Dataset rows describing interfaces
------------------------------------------------------------------------

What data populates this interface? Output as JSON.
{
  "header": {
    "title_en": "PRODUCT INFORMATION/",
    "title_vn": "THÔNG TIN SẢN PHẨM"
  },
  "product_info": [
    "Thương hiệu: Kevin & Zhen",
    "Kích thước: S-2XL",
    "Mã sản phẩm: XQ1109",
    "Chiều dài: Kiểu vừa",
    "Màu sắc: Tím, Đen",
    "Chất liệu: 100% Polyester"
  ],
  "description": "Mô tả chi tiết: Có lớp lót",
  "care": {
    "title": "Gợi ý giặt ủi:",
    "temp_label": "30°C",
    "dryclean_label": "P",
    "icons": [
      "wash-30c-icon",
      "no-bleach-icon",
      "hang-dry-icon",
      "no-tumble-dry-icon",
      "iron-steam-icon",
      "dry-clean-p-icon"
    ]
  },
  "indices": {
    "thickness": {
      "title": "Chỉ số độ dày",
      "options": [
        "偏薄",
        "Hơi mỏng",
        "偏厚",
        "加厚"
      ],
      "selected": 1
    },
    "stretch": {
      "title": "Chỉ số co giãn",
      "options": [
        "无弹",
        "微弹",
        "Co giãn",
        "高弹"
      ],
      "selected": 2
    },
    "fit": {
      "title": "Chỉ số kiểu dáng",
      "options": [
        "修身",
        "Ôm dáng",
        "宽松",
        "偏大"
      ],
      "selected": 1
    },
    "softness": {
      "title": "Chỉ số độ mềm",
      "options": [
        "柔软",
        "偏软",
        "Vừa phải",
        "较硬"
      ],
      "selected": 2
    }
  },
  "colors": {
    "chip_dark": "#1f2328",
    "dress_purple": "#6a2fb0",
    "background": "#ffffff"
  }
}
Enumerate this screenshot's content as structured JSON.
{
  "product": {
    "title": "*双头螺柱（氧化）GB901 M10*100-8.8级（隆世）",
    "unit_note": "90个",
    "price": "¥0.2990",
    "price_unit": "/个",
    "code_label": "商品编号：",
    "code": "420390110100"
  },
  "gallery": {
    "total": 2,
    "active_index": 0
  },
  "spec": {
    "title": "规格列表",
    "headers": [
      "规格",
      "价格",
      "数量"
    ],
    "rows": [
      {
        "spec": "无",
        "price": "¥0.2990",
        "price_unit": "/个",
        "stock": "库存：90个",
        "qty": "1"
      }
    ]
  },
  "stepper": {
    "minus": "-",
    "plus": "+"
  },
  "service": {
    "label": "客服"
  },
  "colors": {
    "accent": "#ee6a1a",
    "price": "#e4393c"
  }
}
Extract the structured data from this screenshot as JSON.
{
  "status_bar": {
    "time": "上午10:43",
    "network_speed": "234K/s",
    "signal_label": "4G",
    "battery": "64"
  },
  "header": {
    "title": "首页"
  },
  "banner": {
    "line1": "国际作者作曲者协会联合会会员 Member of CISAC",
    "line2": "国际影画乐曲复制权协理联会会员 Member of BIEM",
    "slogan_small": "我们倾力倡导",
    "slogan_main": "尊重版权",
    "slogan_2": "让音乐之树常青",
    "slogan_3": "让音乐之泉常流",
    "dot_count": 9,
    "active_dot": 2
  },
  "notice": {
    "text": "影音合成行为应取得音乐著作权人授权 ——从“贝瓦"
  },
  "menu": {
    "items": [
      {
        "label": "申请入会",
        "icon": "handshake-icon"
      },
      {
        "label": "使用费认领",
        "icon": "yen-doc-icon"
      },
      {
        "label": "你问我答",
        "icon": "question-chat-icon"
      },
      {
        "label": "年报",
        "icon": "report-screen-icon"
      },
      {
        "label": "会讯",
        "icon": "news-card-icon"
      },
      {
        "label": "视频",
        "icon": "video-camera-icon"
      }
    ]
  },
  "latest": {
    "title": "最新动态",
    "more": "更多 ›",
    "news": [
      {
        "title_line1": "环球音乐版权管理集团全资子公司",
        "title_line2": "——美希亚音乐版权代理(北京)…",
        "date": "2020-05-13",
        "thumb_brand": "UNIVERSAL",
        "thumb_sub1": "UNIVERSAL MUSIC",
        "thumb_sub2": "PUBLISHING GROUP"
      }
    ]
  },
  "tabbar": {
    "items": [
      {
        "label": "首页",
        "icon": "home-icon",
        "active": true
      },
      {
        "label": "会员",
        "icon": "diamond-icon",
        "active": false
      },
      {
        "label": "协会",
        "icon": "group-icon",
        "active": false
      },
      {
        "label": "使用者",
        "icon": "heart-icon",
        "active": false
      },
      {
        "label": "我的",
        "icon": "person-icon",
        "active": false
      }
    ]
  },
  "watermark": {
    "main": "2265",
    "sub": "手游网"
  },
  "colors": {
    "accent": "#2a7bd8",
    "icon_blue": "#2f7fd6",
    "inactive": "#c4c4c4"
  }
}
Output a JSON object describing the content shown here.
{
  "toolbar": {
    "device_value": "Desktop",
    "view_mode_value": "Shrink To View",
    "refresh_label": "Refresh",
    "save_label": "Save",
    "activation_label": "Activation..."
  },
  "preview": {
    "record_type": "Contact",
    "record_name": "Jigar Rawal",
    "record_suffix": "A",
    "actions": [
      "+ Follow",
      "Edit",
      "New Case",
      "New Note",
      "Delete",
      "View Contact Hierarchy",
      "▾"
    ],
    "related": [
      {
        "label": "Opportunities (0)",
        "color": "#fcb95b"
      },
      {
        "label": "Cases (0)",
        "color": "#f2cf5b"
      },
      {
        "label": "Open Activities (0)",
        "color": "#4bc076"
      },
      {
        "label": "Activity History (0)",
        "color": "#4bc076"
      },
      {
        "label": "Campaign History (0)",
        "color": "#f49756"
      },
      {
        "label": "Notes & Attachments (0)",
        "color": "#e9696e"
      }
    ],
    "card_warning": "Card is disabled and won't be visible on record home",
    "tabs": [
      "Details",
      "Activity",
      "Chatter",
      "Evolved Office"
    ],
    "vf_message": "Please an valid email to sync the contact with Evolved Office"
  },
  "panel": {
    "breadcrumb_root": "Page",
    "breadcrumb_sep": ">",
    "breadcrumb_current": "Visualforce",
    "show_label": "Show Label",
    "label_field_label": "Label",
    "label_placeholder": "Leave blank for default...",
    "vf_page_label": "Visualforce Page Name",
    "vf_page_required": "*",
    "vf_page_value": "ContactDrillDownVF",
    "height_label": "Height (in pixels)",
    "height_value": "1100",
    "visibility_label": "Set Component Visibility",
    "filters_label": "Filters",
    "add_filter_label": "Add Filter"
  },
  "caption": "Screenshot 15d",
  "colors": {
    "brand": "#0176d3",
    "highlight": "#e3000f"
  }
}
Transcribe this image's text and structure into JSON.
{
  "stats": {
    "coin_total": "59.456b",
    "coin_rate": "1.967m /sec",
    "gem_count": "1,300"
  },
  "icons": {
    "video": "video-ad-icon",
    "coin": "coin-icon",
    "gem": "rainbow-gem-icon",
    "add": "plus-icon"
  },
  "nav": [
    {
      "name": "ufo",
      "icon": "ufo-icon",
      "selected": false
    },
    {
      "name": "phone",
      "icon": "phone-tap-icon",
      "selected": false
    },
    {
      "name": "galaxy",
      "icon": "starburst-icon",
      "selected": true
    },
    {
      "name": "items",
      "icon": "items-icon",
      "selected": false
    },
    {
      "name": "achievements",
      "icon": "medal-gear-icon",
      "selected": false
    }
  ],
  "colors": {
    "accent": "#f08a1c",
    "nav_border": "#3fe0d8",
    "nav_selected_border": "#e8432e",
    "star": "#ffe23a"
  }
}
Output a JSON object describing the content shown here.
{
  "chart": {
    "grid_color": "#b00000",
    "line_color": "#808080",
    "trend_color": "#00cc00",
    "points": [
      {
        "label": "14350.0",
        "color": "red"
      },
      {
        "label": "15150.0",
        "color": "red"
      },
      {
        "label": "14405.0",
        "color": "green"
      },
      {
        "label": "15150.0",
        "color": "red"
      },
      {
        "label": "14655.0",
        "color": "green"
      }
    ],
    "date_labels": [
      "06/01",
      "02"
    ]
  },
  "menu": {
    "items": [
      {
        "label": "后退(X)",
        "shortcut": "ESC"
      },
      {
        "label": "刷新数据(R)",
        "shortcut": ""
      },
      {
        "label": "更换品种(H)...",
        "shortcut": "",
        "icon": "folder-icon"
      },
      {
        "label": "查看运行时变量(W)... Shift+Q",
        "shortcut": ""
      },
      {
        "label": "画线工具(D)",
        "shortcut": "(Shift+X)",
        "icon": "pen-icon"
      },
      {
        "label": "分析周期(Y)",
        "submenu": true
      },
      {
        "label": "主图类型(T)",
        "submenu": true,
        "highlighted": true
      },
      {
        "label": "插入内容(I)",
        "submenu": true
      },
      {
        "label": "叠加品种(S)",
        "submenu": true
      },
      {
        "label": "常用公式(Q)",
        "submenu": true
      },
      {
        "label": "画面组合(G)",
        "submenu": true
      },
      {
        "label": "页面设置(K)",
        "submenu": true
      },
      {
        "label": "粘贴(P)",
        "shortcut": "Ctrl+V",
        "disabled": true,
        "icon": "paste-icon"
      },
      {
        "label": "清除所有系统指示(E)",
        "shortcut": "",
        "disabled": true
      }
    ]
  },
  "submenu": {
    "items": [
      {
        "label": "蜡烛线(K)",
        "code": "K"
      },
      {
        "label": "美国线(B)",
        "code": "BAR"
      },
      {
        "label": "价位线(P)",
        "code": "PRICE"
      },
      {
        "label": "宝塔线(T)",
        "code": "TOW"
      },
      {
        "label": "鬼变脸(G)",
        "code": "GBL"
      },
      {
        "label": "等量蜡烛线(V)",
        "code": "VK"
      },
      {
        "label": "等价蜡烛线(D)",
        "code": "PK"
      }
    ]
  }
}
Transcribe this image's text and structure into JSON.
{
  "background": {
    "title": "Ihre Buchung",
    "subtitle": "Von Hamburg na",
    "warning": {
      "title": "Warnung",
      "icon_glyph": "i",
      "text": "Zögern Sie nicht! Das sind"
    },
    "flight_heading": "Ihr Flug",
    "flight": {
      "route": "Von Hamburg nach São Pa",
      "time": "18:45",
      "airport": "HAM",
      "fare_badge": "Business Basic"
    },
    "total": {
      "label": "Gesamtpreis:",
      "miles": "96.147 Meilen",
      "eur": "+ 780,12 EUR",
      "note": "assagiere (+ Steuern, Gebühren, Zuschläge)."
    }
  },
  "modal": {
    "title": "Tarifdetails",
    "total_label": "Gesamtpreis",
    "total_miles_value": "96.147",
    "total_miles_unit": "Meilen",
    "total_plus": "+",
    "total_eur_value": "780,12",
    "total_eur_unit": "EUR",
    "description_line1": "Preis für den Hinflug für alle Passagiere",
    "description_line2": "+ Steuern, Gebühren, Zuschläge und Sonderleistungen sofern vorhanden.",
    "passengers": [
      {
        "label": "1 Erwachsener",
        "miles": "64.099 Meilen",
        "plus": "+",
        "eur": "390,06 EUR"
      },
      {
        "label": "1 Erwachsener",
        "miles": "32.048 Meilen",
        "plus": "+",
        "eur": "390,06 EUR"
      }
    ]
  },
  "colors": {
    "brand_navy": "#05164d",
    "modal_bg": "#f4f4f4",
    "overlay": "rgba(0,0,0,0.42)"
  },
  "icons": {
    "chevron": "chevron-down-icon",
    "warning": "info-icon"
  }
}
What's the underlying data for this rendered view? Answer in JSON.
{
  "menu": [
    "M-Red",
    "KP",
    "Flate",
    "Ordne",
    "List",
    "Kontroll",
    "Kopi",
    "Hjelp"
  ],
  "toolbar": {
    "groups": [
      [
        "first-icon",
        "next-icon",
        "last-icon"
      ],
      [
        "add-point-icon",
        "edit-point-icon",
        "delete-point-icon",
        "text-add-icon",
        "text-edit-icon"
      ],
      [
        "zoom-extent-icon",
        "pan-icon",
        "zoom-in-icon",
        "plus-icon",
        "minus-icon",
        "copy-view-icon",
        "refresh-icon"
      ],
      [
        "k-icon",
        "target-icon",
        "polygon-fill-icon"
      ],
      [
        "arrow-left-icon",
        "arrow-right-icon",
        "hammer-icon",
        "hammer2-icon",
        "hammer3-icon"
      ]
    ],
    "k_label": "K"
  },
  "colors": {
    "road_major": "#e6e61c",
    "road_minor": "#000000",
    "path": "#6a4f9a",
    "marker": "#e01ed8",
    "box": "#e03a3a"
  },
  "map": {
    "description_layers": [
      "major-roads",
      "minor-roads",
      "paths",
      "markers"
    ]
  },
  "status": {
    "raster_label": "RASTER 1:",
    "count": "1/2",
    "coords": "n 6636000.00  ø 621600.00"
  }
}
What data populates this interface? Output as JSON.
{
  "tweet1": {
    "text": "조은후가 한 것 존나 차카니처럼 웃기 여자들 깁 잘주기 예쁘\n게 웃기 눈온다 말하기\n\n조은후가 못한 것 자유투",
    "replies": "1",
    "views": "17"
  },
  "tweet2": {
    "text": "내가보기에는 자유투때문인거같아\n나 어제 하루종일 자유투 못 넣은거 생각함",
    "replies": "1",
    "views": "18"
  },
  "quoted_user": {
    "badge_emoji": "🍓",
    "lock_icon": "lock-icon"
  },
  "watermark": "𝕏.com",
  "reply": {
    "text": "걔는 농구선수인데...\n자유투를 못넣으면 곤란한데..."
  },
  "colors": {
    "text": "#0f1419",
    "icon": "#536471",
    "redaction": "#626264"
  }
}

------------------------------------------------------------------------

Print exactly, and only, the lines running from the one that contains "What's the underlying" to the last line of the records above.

(Answer for the task)
What's the underlying data for this rendered view? Answer in JSON.
{
  "menu": [
    "M-Red",
    "KP",
    "Flate",
    "Ordne",
    "List",
    "Kontroll",
    "Kopi",
    "Hjelp"
  ],
  "toolbar": {
    "groups": [
      [
        "first-icon",
        "next-icon",
        "last-icon"
      ],
      [
        "add-point-icon",
        "edit-point-icon",
        "delete-point-icon",
        "text-add-icon",
        "text-edit-icon"
      ],
      [
        "zoom-extent-icon",
        "pan-icon",
        "zoom-in-icon",
        "plus-icon",
        "minus-icon",
        "copy-view-icon",
        "refresh-icon"
      ],
      [
        "k-icon",
        "target-icon",
        "polygon-fill-icon"
      ],
      [
        "arrow-left-icon",
        "arrow-right-icon",
        "hammer-icon",
        "hammer2-icon",
        "hammer3-icon"
      ]
    ],
    "k_label": "K"
  },
  "colors": {
    "road_major": "#e6e61c",
    "road_minor": "#000000",
    "path": "#6a4f9a",
    "marker": "#e01ed8",
    "box": "#e03a3a"
  },
  "map": {
    "description_layers": [
      "major-roads",
      "minor-roads",
      "paths",
      "markers"
    ]
  },
  "status": {
    "raster_label": "RASTER 1:",
    "count": "1/2",
    "coords": "n 6636000.00  ø 621600.00"
  }
}
What data populates this interface? Output as JSON.
{
  "tweet1": {
    "text": "조은후가 한 것 존나 차카니처럼 웃기 여자들 깁 잘주기 예쁘\n게 웃기 눈온다 말하기\n\n조은후가 못한 것 자유투",
    "replies": "1",
    "views": "17"
  },
  "tweet2": {
    "text": "내가보기에는 자유투때문인거같아\n나 어제 하루종일 자유투 못 넣은거 생각함",
    "replies": "1",
    "views": "18"
  },
  "quoted_user": {
    "badge_emoji": "🍓",
    "lock_icon": "lock-icon"
  },
  "watermark": "𝕏.com",
  "reply": {
    "text": "걔는 농구선수인데...\n자유투를 못넣으면 곤란한데..."
  },
  "colors": {
    "text": "#0f1419",
    "icon": "#536471",
    "redaction": "#626264"
  }
}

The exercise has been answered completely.